Anyway, Jaynie is a sweet girl. We've had to put up with teenage puppy tricks that we had forgotten - the interminable chewing, for example. She has devoured more rolls of toilet paper than all of the pups who've ever lived in our bathroom. I praised her last week because she only shredded a roll halfway, instead of making confetti out of the whole roll. She may be growing up!
Jayne is the happy recipient of two sweaters. She is such a girl, she loves 'em! At only ten pounds, she's a good size to knit for, too. Poor Harley, at 30 pounds, never gets sweaters!
I've spent a lot of time updating my Ravelry page with photos, so instead of going into details about the past, I'm going to start fresh!
My current project is a test knit, the Corona Sweater. It's a basic knit from the bottom up, in the round, close-fitting sweater with just a titch of color work and some cabled ribbing. So far, so good. I'm using Valley Yarns Northampton, and really loving this yarn.
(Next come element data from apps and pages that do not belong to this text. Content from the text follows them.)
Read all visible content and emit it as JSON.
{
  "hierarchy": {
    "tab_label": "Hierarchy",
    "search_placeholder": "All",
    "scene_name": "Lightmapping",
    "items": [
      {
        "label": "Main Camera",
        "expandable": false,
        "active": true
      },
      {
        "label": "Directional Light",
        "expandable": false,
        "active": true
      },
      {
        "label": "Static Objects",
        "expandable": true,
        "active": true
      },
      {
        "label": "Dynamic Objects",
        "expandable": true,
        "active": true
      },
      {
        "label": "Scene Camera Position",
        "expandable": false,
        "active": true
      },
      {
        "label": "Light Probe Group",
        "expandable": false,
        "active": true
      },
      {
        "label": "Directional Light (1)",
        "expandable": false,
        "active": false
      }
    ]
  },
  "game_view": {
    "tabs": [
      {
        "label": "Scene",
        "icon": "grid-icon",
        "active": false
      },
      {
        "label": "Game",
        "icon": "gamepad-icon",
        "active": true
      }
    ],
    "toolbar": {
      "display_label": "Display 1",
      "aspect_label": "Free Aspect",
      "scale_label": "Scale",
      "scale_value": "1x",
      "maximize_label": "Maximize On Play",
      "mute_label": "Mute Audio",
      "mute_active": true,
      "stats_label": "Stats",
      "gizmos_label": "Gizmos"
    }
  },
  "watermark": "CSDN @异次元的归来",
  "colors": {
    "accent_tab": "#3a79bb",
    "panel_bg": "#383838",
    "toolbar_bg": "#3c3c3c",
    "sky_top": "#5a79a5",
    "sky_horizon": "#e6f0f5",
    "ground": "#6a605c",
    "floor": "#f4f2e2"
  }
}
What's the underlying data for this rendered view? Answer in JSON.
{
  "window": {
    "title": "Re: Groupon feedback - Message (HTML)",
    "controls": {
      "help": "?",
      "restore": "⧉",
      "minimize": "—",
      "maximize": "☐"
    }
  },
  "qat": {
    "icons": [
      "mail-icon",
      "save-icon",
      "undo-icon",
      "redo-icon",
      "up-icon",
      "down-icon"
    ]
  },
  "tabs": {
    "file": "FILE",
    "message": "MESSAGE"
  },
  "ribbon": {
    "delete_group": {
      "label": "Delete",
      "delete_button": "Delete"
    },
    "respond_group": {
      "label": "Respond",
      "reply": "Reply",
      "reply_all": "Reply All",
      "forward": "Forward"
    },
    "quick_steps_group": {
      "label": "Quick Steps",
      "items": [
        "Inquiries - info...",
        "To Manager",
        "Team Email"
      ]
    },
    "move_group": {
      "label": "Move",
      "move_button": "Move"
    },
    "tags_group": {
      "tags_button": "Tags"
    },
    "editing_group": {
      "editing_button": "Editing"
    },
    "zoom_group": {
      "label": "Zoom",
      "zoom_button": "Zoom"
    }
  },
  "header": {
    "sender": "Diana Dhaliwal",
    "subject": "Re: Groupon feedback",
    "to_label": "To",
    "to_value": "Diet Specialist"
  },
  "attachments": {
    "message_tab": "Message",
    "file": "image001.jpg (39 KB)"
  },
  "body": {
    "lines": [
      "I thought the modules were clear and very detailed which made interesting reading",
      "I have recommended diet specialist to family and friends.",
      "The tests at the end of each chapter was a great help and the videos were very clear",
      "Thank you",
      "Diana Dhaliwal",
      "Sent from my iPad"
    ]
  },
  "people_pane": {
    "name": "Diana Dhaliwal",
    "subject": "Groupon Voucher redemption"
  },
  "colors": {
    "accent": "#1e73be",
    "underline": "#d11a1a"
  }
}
It's super cushy and the color has lots of depth.
Forty-something knitter, married to a forty-somthing boy genius (Khi), parent of a 13-year-old rock star(Sandman), lap for three dogs (Jayne, Harley, and Machiavelli). Soon to be auntie to Captain America.